# How do you solve the inequality abs(x+3)>=abs(6x+9) and write your answer in interval notation?

Mar 29, 2017

-12/7≤x≤-6/5
$x \setminus \in \left[- \frac{12}{7} , - \frac{6}{5}\right]$

#### Explanation:

Solving the problem would be much easier if the absolute signs were removed. However, to do this, we need to divide the problem into cases depending on the signs of the expression inside. There are four possibilities:

Case 1: x+3≥0 and 6x+9≥0
Then the absolute signs don't really matter.

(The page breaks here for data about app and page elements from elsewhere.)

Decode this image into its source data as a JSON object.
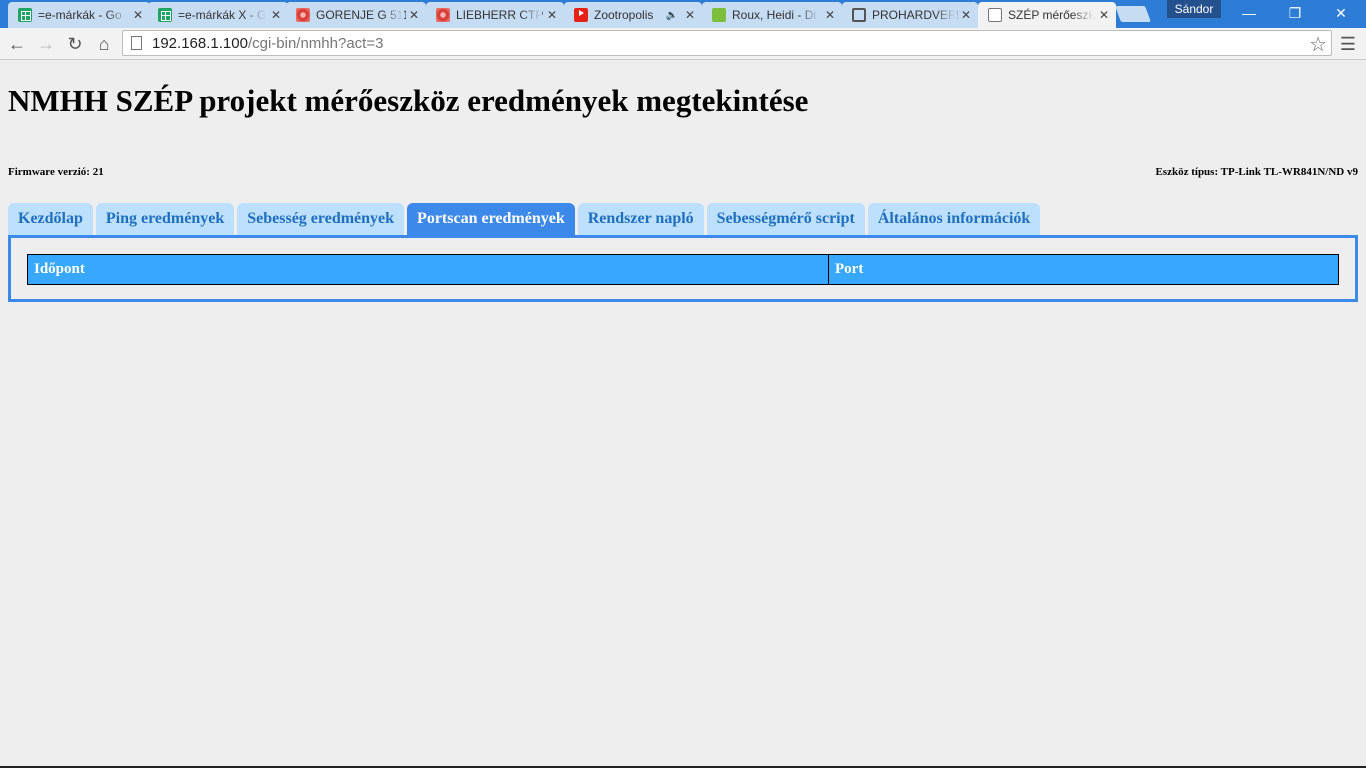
{
  "browser": {
    "tabs": [
      {
        "icon": "sheets-icon",
        "title": "=e-márkák - Go"
      },
      {
        "icon": "sheets-icon",
        "title": "=e-márkák X - G"
      },
      {
        "icon": "flower-icon",
        "title": "GORENJE G 511"
      },
      {
        "icon": "flower-icon",
        "title": "LIEBHERR CTP 2"
      },
      {
        "icon": "youtube-icon",
        "title": "Zootropolis"
      },
      {
        "icon": "green-square-icon",
        "title": "Roux, Heidi - Di"
      },
      {
        "icon": "search-icon",
        "title": "PROHARDVER!"
      },
      {
        "icon": "document-icon",
        "title": "SZÉP mérőeszk"
      }
    ],
    "profile_name": "Sándor",
    "url_host": "192.168.1.100",
    "url_path": "/cgi-bin/nmhh?act=3"
  },
  "page": {
    "title": "NMHH SZÉP projekt mérőeszköz eredmények megtekintése",
    "firmware": "Firmware verzió: 21",
    "device": "Eszköz típus: TP-Link TL-WR841N/ND v9",
    "nav_tabs": [
      "Kezdőlap",
      "Ping eredmények",
      "Sebesség eredmények",
      "Portscan eredmények",
      "Rendszer napló",
      "Sebességmérő script",
      "Általános információk"
    ],
    "active_tab": "Portscan eredmények",
    "table_headers": [
      "Időpont",
      "Port"
    ]
  },
  "colors": {
    "accent": "#3d89ea",
    "table_header": "#38a7ff",
    "tab_inactive": "#bee0ff"
  }
}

We solve for x+3≥6x+9 to get 5x≤-6, or x≤-6/5. However, we said that x+3≥0 and 6x+9≥0. In other words, for this case, the solution has to be the intersection of x≤-6/5, x≥-3, and x≥-3/2. Thus, for this case, -3/2≤x≤-6/5.

Case 2: x+3≥0 and $6 x + 9 < 0$
Then, after removing the absolute signs, we must multiply the right-hand side by -1. We solve for x+3≥-6x-9 to get 7x≥-12, or x≥-12/7. However, we said that x+3≥0 and $6 x + 9 < 0$. In other words, for this case, the solution has to be the intersection of x≥-12/7, x≥-3, and $x < - \frac{3}{2}$. Thus, for this case, -12/7≤x<-3/2.

Case 3: $x + 3 < 0$ and 6x+9≥0
Then, after removing the absolute signs, we must multiply the left-hand side by -1. We solve for -x-3≥6x+9 to get 7x≤-12, or x≤-12/7. However, we said that $x + 3 < 0$ and 6x+9≥0. In other words, for this case, the solution has to be the intersection of x≤-12/7, $x < - 3$, and x≥-3/2. Thus, there are no solutions for this case.

Case 4: $x + 3 < 0$ and $6 x + 9 < 0$
Then, after removing the absolute signs, we must multiply both sides by -1. We solve for -x-3≥-6x-9 to get 5x≥-6, or x≥-6/5. However, we said that $x + 3 < 0$ and $6 x + 9 < 0$. In other words, for this case, the solution has to be the intersection of x≥-6/5, $x < - 3$, and $x < - \frac{3}{2}$. Thus, there are no solutions for this case.

We combine the solutions for the cases to get -12/7≤x≤-6/5. In interval notation, $x \setminus \in \left[- \frac{12}{7} , - \frac{6}{5}\right]$.